The original plan for the lead-up to Labor Day was to head on to Ace Water Spa for some much longed-for and seriously much hankered after therapy. Unfortunately, a bit of ill-health and the usual stresses all came into play and my date with the spa will have to be moved to yet another day. On Labor Day itself (today), I decided to give myself a break and hauled both my brother and sister off for some serious eats – and oh, what eats!
“Have you been to Yabu?” my brother asked a few days before.
“The tonkatsu joint?” I replied. “Nope, but I hear it’s been getting really good press – and I saw your pictures on Facebook.”
That Yabu House of Katsu has been getting good press is an understatement: do a Google search for Yabu House of Katsu and you get over twenty pages of hits, mostly restaurant reviews and blog posts from happy, satisfied customers. So, with all that glowing praise in mind, we trotted off to Yabu’s newest branch in our neck of southern suburbia (SM Southmall in Las Pinas, just a couple jeepney rides away) for a spot of lunch.
Once you’ve been seated at your table, notice that there is a nice selection of condiments: three tall bottles of salad dressing – beige sesame (goma), pale green wasabi, and a soy (shoyu) vinaigrette, bottles of chili oil, shichimi togarashi [seven-spice powder], and shiso (pepper mixed with delicately floral shiso leaf), a salt pig, and a jug of house-blended tonkatsu sauce.
The dressings are there for the unlimited helpings of shredded cabbage that come with most of the items on the Yabu menu, pretty much allowing you to make your own coleslaw. They’re pretty ace dressings, too: the sesame is deliciously sweet and nutty, the soy vinaigrette pleasantly tangy, and the wasabi is creamy with just enough nose-tingling kick to make it interesting.
And then, this is brought to your table:
You get a mortar of toasted black and white sesame seeds with a shiso-wood pestle that you’re supposed to hand-grind (not pound, hence the grooves in the bowl) till the intense, nutty aroma comes out. Afterwards, you add about a couple wee ladlefuls of the house-blend sauce, plus a sprinkle of salt from the piggy, and your choice of sparkers. (I opted for the shiso powder; it lent a delicately floral tang and a subtle heat to my sauce.)
Once you’re all set, whet your appetite with some appetizers. For P 195.00, you get a choice of two off the menu. I’d say go for the wakame salad which is absolutely refreshing and tastes deliciously fresh with a mix of wakame seaweed, sesame seeds, a hint of salt, and tobiko (cod roe). Edamame (green soybean pods) are also nice, but we seriously prefer the chive-sprinkled spin on potato salad.
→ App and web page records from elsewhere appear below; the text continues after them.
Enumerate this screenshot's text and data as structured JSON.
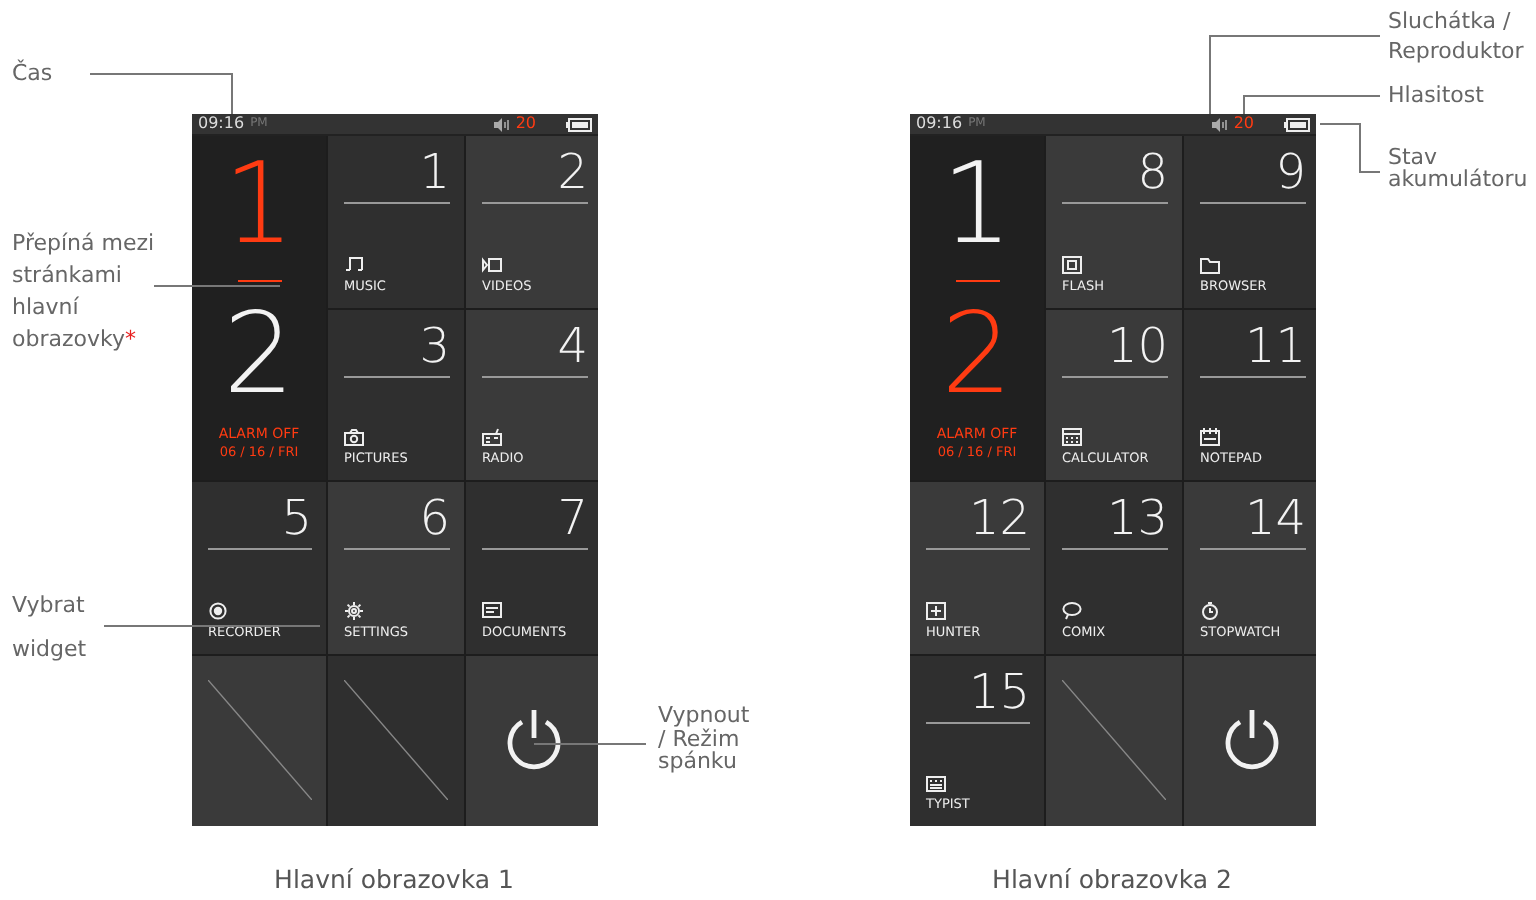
{
  "annotations": [
    {
      "text": "Čas"
    },
    {
      "text": "Přepíná mezi stránkami hlavní obrazovky",
      "mark": "*"
    },
    {
      "text": "Vybrat widget"
    },
    {
      "text": "Vypnout / Režim spánku"
    },
    {
      "text": "Sluchátka / Reproduktor"
    },
    {
      "text": "Hlasitost"
    },
    {
      "text": "Stav akumulátoru"
    }
  ],
  "screens": [
    {
      "time": "09:16",
      "ampm": "PM",
      "volume": "20",
      "pages": [
        {
          "label": "1",
          "selected": true
        },
        {
          "label": "2",
          "selected": false
        }
      ],
      "alarm": "ALARM OFF",
      "date": "06 / 16 / FRI",
      "caption": "Hlavní obrazovka 1",
      "tiles": [
        {
          "kind": "music",
          "number": "1",
          "label": "MUSIC"
        },
        {
          "kind": "video",
          "number": "2",
          "label": "VIDEOS"
        },
        {
          "kind": "camera",
          "number": "3",
          "label": "PICTURES"
        },
        {
          "kind": "radio",
          "number": "4",
          "label": "RADIO"
        },
        {
          "kind": "record",
          "number": "5",
          "label": "RECORDER"
        },
        {
          "kind": "gear",
          "number": "6",
          "label": "SETTINGS"
        },
        {
          "kind": "document",
          "number": "7",
          "label": "DOCUMENTS"
        },
        {
          "kind": "empty"
        },
        {
          "kind": "empty"
        },
        {
          "kind": "power"
        }
      ]
    },
    {
      "time": "09:16",
      "ampm": "PM",
      "volume": "20",
      "pages": [
        {
          "label": "1",
          "selected": false
        },
        {
          "label": "2",
          "selected": true
        }
      ],
      "alarm": "ALARM OFF",
      "date": "06 / 16 / FRI",
      "caption": "Hlavní obrazovka 2",
      "tiles": [
        {
          "kind": "flash",
          "number": "8",
          "label": "FLASH"
        },
        {
          "kind": "folder",
          "number": "9",
          "label": "BROWSER"
        },
        {
          "kind": "calculator",
          "number": "10",
          "label": "CALCULATOR"
        },
        {
          "kind": "notepad",
          "number": "11",
          "label": "NOTEPAD"
        },
        {
          "kind": "hunter",
          "number": "12",
          "label": "HUNTER"
        },
        {
          "kind": "bubble",
          "number": "13",
          "label": "COMIX"
        },
        {
          "kind": "stopwatch",
          "number": "14",
          "label": "STOPWATCH"
        },
        {
          "kind": "keyboard",
          "number": "15",
          "label": "TYPIST"
        },
        {
          "kind": "empty"
        },
        {
          "kind": "power"
        }
      ]
    }
  ]
}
As this is the House of Katsu, you should definitely order the tonkatsu. (I question the culinary integrity of anyone who even thinks about ordering the bloody vegetarian platter! There’s one on the menu, but really…) The house specialty is kurobuta – the creamy-colored, beautifully marbled, exquisitely tender pork from the fabled Japanese black pigs. Yabu pitches this premium meat as the “wagyu of pork”, an appellation that does it little justice because it is a far sweeter, more tender, utterly moreish sort of meat that shouldn’t be compared to any other.
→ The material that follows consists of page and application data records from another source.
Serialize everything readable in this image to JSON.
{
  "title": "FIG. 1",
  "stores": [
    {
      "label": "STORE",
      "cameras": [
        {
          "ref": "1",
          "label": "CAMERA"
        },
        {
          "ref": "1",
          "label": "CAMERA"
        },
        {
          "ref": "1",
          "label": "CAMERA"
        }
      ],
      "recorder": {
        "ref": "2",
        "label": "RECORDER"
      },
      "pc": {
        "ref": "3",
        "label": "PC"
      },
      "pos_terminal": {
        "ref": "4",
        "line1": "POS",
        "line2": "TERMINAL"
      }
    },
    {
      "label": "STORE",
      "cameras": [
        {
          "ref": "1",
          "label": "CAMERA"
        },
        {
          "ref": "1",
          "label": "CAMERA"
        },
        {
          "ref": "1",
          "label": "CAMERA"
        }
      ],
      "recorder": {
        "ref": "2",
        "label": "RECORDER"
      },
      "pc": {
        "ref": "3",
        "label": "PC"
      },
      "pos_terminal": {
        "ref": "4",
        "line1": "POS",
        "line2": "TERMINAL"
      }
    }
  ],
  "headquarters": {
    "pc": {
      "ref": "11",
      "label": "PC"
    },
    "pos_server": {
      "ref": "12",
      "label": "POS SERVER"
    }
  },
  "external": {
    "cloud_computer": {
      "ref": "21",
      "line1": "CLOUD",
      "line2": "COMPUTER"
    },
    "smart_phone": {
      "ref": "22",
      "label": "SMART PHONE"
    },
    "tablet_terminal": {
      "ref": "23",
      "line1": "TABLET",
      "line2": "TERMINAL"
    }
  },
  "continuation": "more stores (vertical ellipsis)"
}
As the kurobuta cuts are a touch on the pricey side, first-timers would do well to opt for the regular tonkatsu just to take measure of Yabu’s capabilities. You are given the choice between rosu (a slightly fatty loin cut) and hire (trimmed pork tenderloin). I’d say go for the former: the fat gives a savory edge to the sweet, tender meat which is covered by a thin, crispy, golden panko crust. Having been drained properly after frying, the cutlet isn’t greasy at all and the crunchy outside gives way to the delectable softness within. Definitely the gold standard for tonkatsu in my book…
If you’re more of a burger-and-fries sort, my sister’s menchi katsu set is definitely for you. Menchi katsu is a thickish patty of ground pork and beef, rolled in breadcrumbs, and deep-fried. In most versions of the dish, mashed potatoes are added as an extender; in this case, however, the mixed mince is wrapped around a core of cheese that melts and oozes unctuously. The patty itself is nicely seasoned and the texture tender without being mushy.
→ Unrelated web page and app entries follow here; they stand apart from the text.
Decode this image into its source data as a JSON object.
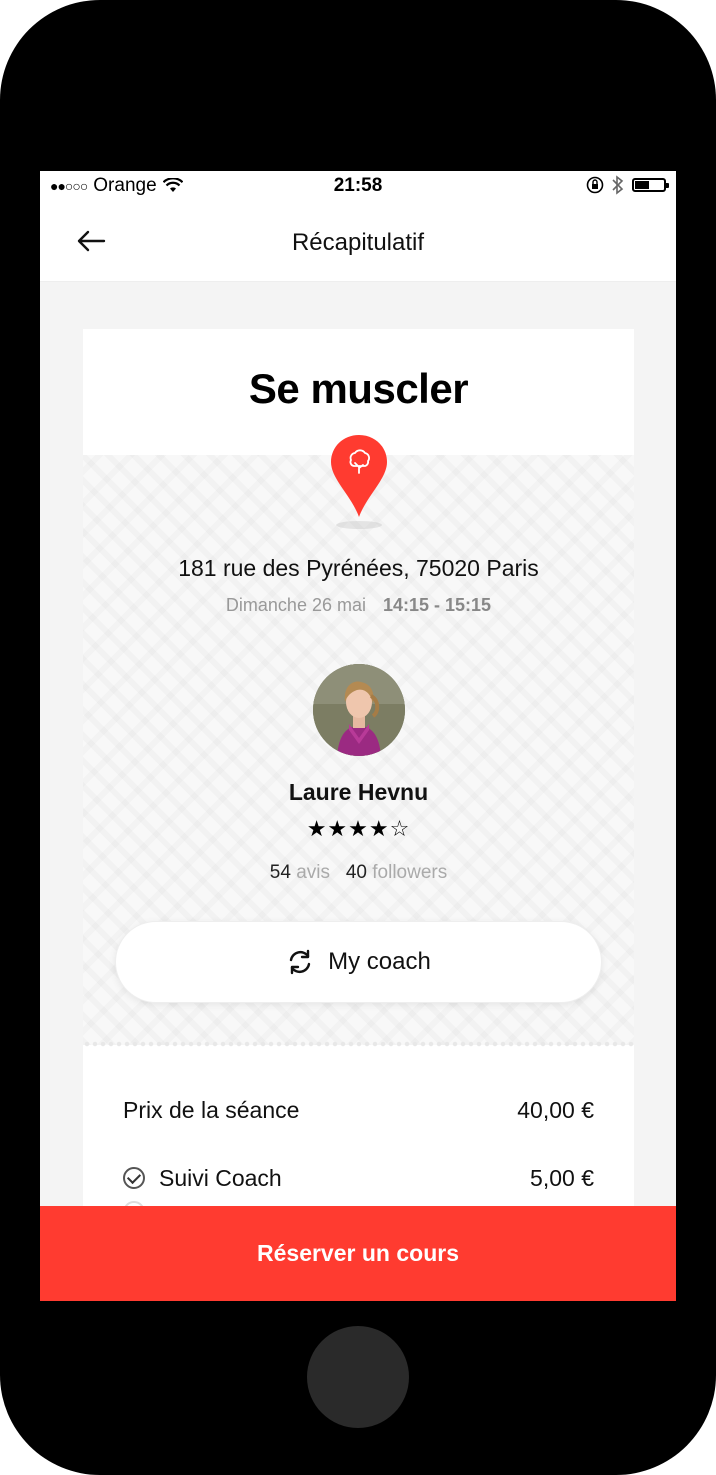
{
  "status_bar": {
    "signal_dots": "●●○○○",
    "carrier": "Orange",
    "time": "21:58",
    "battery_level": 0.5
  },
  "header": {
    "back_icon": "arrow-left-icon",
    "title": "Récapitulatif"
  },
  "session": {
    "title": "Se muscler",
    "pin_icon": "tree-location-pin-icon",
    "address": "181 rue des Pyrénées, 75020 Paris",
    "date": "Dimanche 26 mai",
    "hours": "14:15 - 15:15"
  },
  "coach": {
    "name": "Laure Hevnu",
    "stars": "★★★★☆",
    "rating": 4,
    "reviews_count": "54",
    "reviews_label": "avis",
    "followers_count": "40",
    "followers_label": "followers",
    "button_label": "My coach",
    "button_icon": "refresh-icon"
  },
  "pricing": {
    "session_label": "Prix de la séance",
    "session_price": "40,00 €",
    "options": [
      {
        "label": "Suivi Coach",
        "price": "5,00 €",
        "checked": true
      }
    ]
  },
  "cta": {
    "label": "Réserver un cours"
  },
  "colors": {
    "accent": "#ff3b30",
    "background": "#f4f4f4"
  }
}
My brother went for the chicken katsu curry which features a tender chicken cutlet drenched in a mildly hot Japanese curry. As with all the rest of our orders, the curry came with miso soup, Japanese pickles (takuan [sweet pickled radish] and cucumber), refillable bowls of rice (the wait-staff will come ’round to your table with a clay pot of it), the previously mentioned unlimited shredded cabbage, and bowls of fruit for dessert. (Incidentally, both the pineapple and watermelon slices we got with our meals were beautifully sweet and perfectly ripe.)
Normally, I don’t believe much of the hype that revolves around most new restaurants, but Yabu definitely deserves all the praise it has received and I sincerely hope the quality remains great and consistent.